      I love my $50/mo unlimited everything plan, even if I spend half the month throttled. I can afford it and, as it isn't used for my job, I can wait the extra few seconds to load a page... or spend most of my time on WiFi.
  • T-mobile walmart family mobile plan

    T-mobile walmart family mobile plan gives you 5gb and 100 minutes. If you want to sign up you must use the purchase the Walmart T-mobile family mobile phone for $30. The Walamart/T-mobile white sim will not work. You must use the SIM that you purchase with the phone. Almost everyone at Walmart and T-mobile are confused and don't know about this plan. Make sure you talk to manager at the Walmart store for ino.
  • T-Mobile might just be the last of the good guys

    Not sure if this can go on, as it runs against the grain of modern business practices where customers are treated merely as cattle and born again suckers. But I'm amazed T-Mobile continues to think outside the box and consistently comes up with some of the best offerings going.

    They're also less inclined to do about-faces and sunset grandfathered plans than most of their competitors. Of course YMMV, as in all things tech.
  • Coverage

    I just looked at T-Mobile's coverage maps for the area where I currently reside and where I wish to reside.

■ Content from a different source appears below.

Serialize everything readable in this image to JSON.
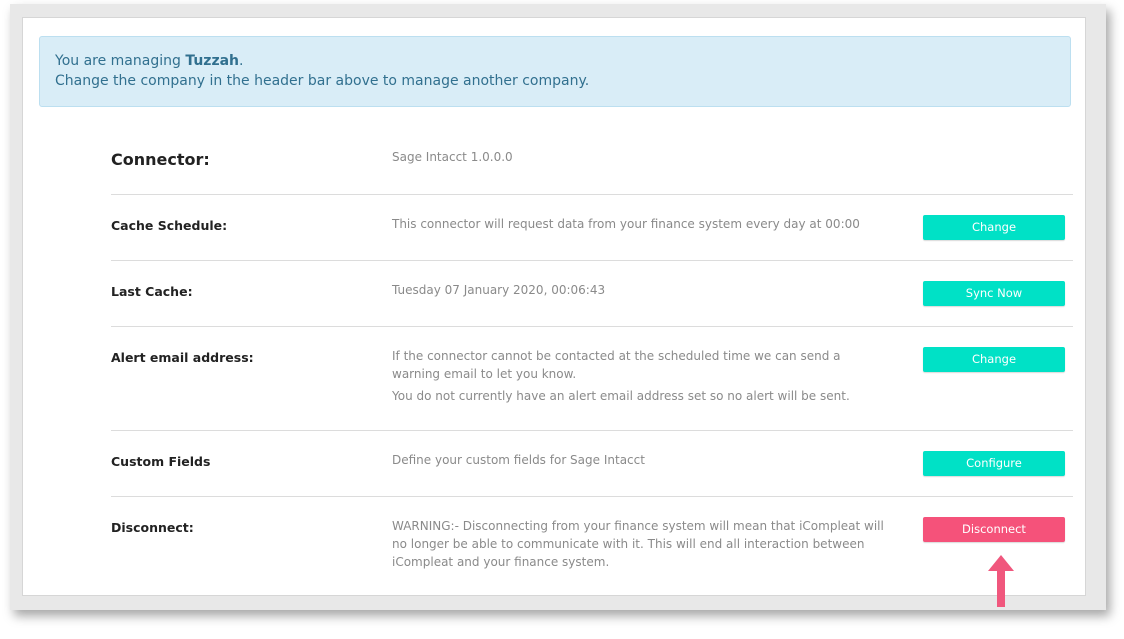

Not so great. Leaves me at a disadvantage unless they upgrade their coverage.